Week Ten: Digital Storytelling | Agenda
Tuesday 30 October
Digital Storytelling –> WeVideo II
Assignments Due: Blog Post iX | Exploring the online tutorial: ix visualizing composition
Discussion (continued): An Approach to Multimodal Literacy | Media Grammar for Teachers
- Media Grammar Overview and Ohler’s perspective.
- This chapter is a very useful, though basic, guide to the technical aspects of digital storytelling in a videographic environment.
Working in a small group, first review your assigned section of Media Grammar for Teachers and then watch the brief associated video.
[Note: the answer to that pressing question is: media, of course.]
Working with the ideas in the section, produce a series of still images or a brief video that is a fair representation of the main concepts and prepare 3-4 minute presentation to explain them to your classmates.
- A Well Lit Picture
- Visual Noise
- Camera Framing
- Camera Angles
Check the JCU Center for Digital Media — Equipment for checkout to see if there might be some available equipment that you want to mention.
The chapter includes additional sections. We’ll discuss audio and the grammar of transitions on a separate day. However, this chapter is a very useful, though basic, guide to the technical aspects of digital storytelling in a videographic environment.
Thursday 1 November
Reading: Ohler, J. (2013) Chapter 4: Assessing Digital Stories. Digital Storytelling in the Classroom. Thousand Oaks, CA : Corwin. pp. 83-91.
- Tuesday 6 November | Assignment Due (in class): BlogPost | Script & Storyboard
- Thursday 8 November | Assignment Due (in class): Blog Post | Digital Storytelling Assessment Rubric
- Tuesday 13 November | Assignment Due (in class): Digital Storytelling Exploration
Discussion: Digital Storytelling | The Assignment
You are to design a digital story for the students you are currently observing. Whatever program you are in and whatever discipline you are studying, math, science, social studies or language arts, your digital story is to relate to the curriculum in the classroom where you are currently observing. Whatever your students are studying, from constitutional law to calculus, your digital story is to be a version of a digital story that represents the culmination of a unit of study consistent with the curriculum associated with the classroom you are currently observing. Your digital story is a demonstration of learning not unlike an essay or some other type of project. In this way, your digital story will be age appropriate, discipline specific, and designed for the class you are currently observing.
- Your digital story will be:
- The culmination of a unit of study related to the classroom where you are currently observing.
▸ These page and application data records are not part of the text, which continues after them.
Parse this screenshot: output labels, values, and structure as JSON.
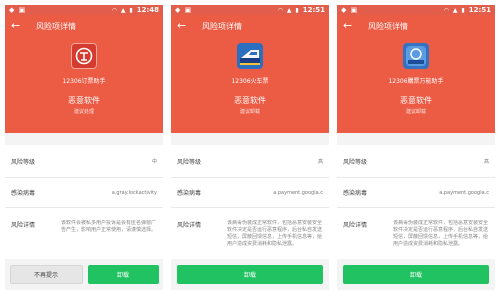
{
  "phones": [
    {
      "status_time": "12:48",
      "title": "风险项详情",
      "app_name": "12306订票助手",
      "risk_type": "恶意软件",
      "risk_advice": "建议处理",
      "level_label": "风险等级",
      "level_value": "中",
      "virus_label": "感染病毒",
      "virus_value": "a.gray.lockactivity",
      "detail_label": "风险详情",
      "detail_text": "该软件会被私多用户投诉是会有匿名弹窗广告产生，影响用户正常使用，请谨慎选择。",
      "ignore_button": "不再提示",
      "uninstall_button": "卸载",
      "icon": "railway-logo-icon"
    },
    {
      "status_time": "12:51",
      "title": "风险项详情",
      "app_name": "12306火车票",
      "risk_type": "恶意软件",
      "risk_advice": "建议卸载",
      "level_label": "风险等级",
      "level_value": "高",
      "virus_label": "感染病毒",
      "virus_value": "a.payment.googla.c",
      "detail_label": "风险详情",
      "detail_text": "该病毒伪装成正常软件，包括恶意安装安全软件决定是否运行恶意程序，后台私自发送短信，屏蔽回馈信息，上传手机信息等，给用户造成资费消耗和隐私泄露。",
      "uninstall_button": "卸载",
      "icon": "train-icon"
    },
    {
      "status_time": "12:51",
      "title": "风险项详情",
      "app_name": "12306購票万能助手",
      "risk_type": "恶意软件",
      "risk_advice": "建议卸载",
      "level_label": "风险等级",
      "level_value": "高",
      "virus_label": "感染病毒",
      "virus_value": "a.payment.googla.c",
      "detail_label": "风险详情",
      "detail_text": "该病毒伪装成正常软件，包括恶意安装安全软件决定是否运行恶意程序，后台私自发送短信，屏蔽回馈信息，上传手机信息等，给用户造成资费消耗和隐私泄露。",
      "uninstall_button": "卸载",
      "icon": "12306-helper-icon"
    }
  ],
  "colors": {
    "header": "#ec5b44",
    "statusbar": "#e35e4a",
    "primary_button": "#20c261"
  }
}
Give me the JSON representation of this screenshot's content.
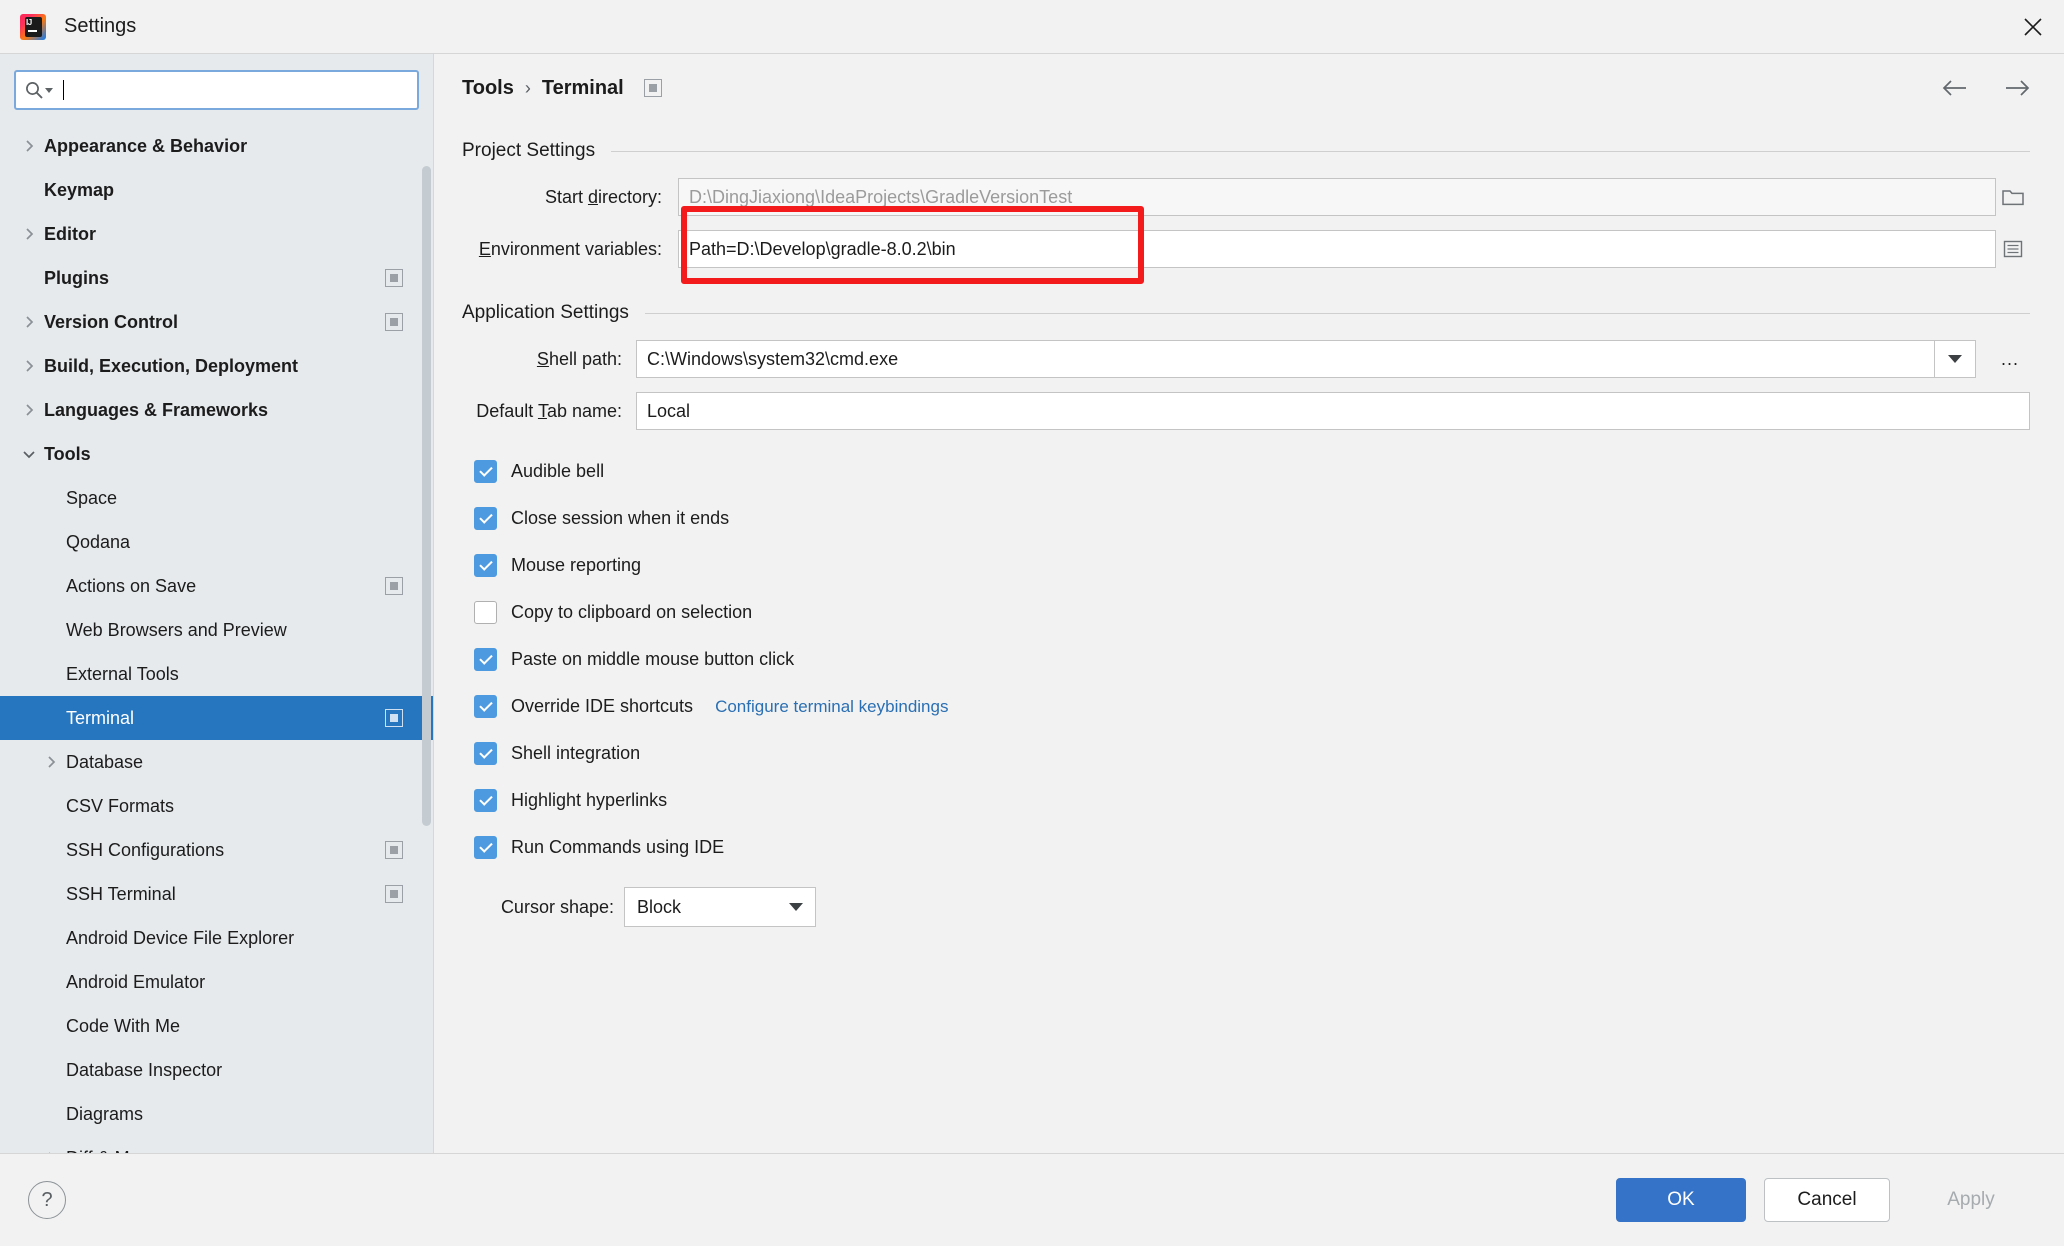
{
  "window": {
    "title": "Settings",
    "logo_alt": "intellij-idea-logo",
    "close_label": "×"
  },
  "search": {
    "value": "",
    "placeholder": ""
  },
  "sidebar": {
    "items": [
      {
        "label": "Appearance & Behavior",
        "level": 0,
        "arrow": "right",
        "bold": true,
        "selected": false,
        "badge": false
      },
      {
        "label": "Keymap",
        "level": 0,
        "arrow": "none",
        "bold": true,
        "selected": false,
        "badge": false
      },
      {
        "label": "Editor",
        "level": 0,
        "arrow": "right",
        "bold": true,
        "selected": false,
        "badge": false
      },
      {
        "label": "Plugins",
        "level": 0,
        "arrow": "none",
        "bold": true,
        "selected": false,
        "badge": true
      },
      {
        "label": "Version Control",
        "level": 0,
        "arrow": "right",
        "bold": true,
        "selected": false,
        "badge": true
      },
      {
        "label": "Build, Execution, Deployment",
        "level": 0,
        "arrow": "right",
        "bold": true,
        "selected": false,
        "badge": false
      },
      {
        "label": "Languages & Frameworks",
        "level": 0,
        "arrow": "right",
        "bold": true,
        "selected": false,
        "badge": false
      },
      {
        "label": "Tools",
        "level": 0,
        "arrow": "down",
        "bold": true,
        "selected": false,
        "badge": false
      },
      {
        "label": "Space",
        "level": 1,
        "arrow": "none",
        "bold": false,
        "selected": false,
        "badge": false
      },
      {
        "label": "Qodana",
        "level": 1,
        "arrow": "none",
        "bold": false,
        "selected": false,
        "badge": false
      },
      {
        "label": "Actions on Save",
        "level": 1,
        "arrow": "none",
        "bold": false,
        "selected": false,
        "badge": true
      },
      {
        "label": "Web Browsers and Preview",
        "level": 1,
        "arrow": "none",
        "bold": false,
        "selected": false,
        "badge": false
      },
      {
        "label": "External Tools",
        "level": 1,
        "arrow": "none",
        "bold": false,
        "selected": false,
        "badge": false
      },
      {
        "label": "Terminal",
        "level": 1,
        "arrow": "none",
        "bold": false,
        "selected": true,
        "badge": true
      },
      {
        "label": "Database",
        "level": 1,
        "arrow": "right",
        "bold": false,
        "selected": false,
        "badge": false
      },
      {
        "label": "CSV Formats",
        "level": 1,
        "arrow": "none",
        "bold": false,
        "selected": false,
        "badge": false
      },
      {
        "label": "SSH Configurations",
        "level": 1,
        "arrow": "none",
        "bold": false,
        "selected": false,
        "badge": true
      },
      {
        "label": "SSH Terminal",
        "level": 1,
        "arrow": "none",
        "bold": false,
        "selected": false,
        "badge": true
      },
      {
        "label": "Android Device File Explorer",
        "level": 1,
        "arrow": "none",
        "bold": false,
        "selected": false,
        "badge": false
      },
      {
        "label": "Android Emulator",
        "level": 1,
        "arrow": "none",
        "bold": false,
        "selected": false,
        "badge": false
      },
      {
        "label": "Code With Me",
        "level": 1,
        "arrow": "none",
        "bold": false,
        "selected": false,
        "badge": false
      },
      {
        "label": "Database Inspector",
        "level": 1,
        "arrow": "none",
        "bold": false,
        "selected": false,
        "badge": false
      },
      {
        "label": "Diagrams",
        "level": 1,
        "arrow": "none",
        "bold": false,
        "selected": false,
        "badge": false
      },
      {
        "label": "Diff & Merge",
        "level": 1,
        "arrow": "right",
        "bold": false,
        "selected": false,
        "badge": false
      }
    ]
  },
  "breadcrumb": {
    "root": "Tools",
    "separator": "›",
    "current": "Terminal"
  },
  "project_settings": {
    "group_title": "Project Settings",
    "start_directory": {
      "label_pre": "Start ",
      "label_mnemonic": "d",
      "label_post": "irectory:",
      "value": "D:\\DingJiaxiong\\IdeaProjects\\GradleVersionTest",
      "browse_icon": "folder-icon"
    },
    "environment_variables": {
      "label_pre": "",
      "label_mnemonic": "E",
      "label_post": "nvironment variables:",
      "value": "Path=D:\\Develop\\gradle-8.0.2\\bin",
      "expand_icon": "list-editor-icon",
      "highlight_color": "#f31b1b"
    }
  },
  "application_settings": {
    "group_title": "Application Settings",
    "shell_path": {
      "label_pre": "S",
      "label_mnemonic": "h",
      "label_post": "ell path:",
      "label_full": "Shell path:",
      "value": "C:\\Windows\\system32\\cmd.exe",
      "more_button": "..."
    },
    "default_tab_name": {
      "label_full": "Default Tab name:",
      "value": "Local"
    },
    "checkboxes": [
      {
        "label": "Audible bell",
        "checked": true
      },
      {
        "label": "Close session when it ends",
        "checked": true
      },
      {
        "label": "Mouse reporting",
        "checked": true
      },
      {
        "label": "Copy to clipboard on selection",
        "checked": false
      },
      {
        "label": "Paste on middle mouse button click",
        "checked": true
      },
      {
        "label": "Override IDE shortcuts",
        "checked": true,
        "link": "Configure terminal keybindings"
      },
      {
        "label": "Shell integration",
        "checked": true
      },
      {
        "label": "Highlight hyperlinks",
        "checked": true
      },
      {
        "label": "Run Commands using IDE",
        "checked": true
      }
    ],
    "cursor_shape": {
      "label": "Cursor shape:",
      "value": "Block"
    }
  },
  "footer": {
    "help_label": "?",
    "ok_label": "OK",
    "cancel_label": "Cancel",
    "apply_label": "Apply"
  },
  "colors": {
    "selection_blue": "#2675bf",
    "primary_button": "#3573c9",
    "checkbox_blue": "#4d9ae0",
    "link_blue": "#2a6fb3",
    "highlight_red": "#f31b1b",
    "sidebar_bg": "#e6eaed",
    "panel_bg": "#f2f2f2"
  }
}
- Between ~2.5 and ~3.5 minutes. (Shorter videos struggle to make their point and longer videos are beyond the scope of this exploration).
- Fiction or nonfiction.
- Conform to the StoryCenter approach to digital Storytelling
- Consistent with the curriculum in the class where you are observing.
- You are responsible for every word and every image. If you did not produce it, it better be really high quality. And, you MUST give proper credit in a reference section (rolling credits) of your video. For music, SFX, still images or video you are welcome to draw from the public domain, such as the Creative Commons.
- For Fall 2018, this is a small group project.
Discussion : Digital Storytelling & Assessment
- Assignment Due 8 November (in class) | Blog Post 7: Digital Storytelling Assessment Rubric
- Ohler, J. (2013) Chapter 4: Assessing Digital Stories. Digital Storytelling in the Classroom.
- Viewing: Lost & Found – by Jeff Leinaweaver
- Small group activity: Digital Storytelling and Assessing “Media Grammar.” Link to course readings edsh68
- IX tutorial | Arola, K., Sheppard, J., Ball, C. (2014) The ix visualizing composition tutorial
- Ohler 14 | Ohler, J. (2013) Chapter 14: Media Grammar.
- Seeing & hearing the story | Lambert, J. (2012) Chapter 5: Seven Steps of Digital Storytelling
Workshop: Audio for Digital Storytelling
- Sound Effects (SFX) and Free Sound from the Audio Commons
- Recording and uploading your voice-over narration
- Where is the mic?
- How to hold the mic?
- Where to do the recording?
- How to upload a recording?
- Sound editing workshop
- Log in to WeVideo and go to your practice edit.
- In video track, insert images of people having a conversation
- Record, upload and lay down voices for the conversation
- Make sure the voices are timed appropriately
- Lay down a music track
- Include a SFX (sound effect)
- Balance sound levels
Workshop 2: MoreAudio for Digital Storytelling
(I DO, YOU DO, WE DO, YOU DO…)
- Audio Levels
- Multiple tracks -> audio
- Basic editing in Timeline Mode
- Multiple tracks -> video
- Video Levels (Dissolve)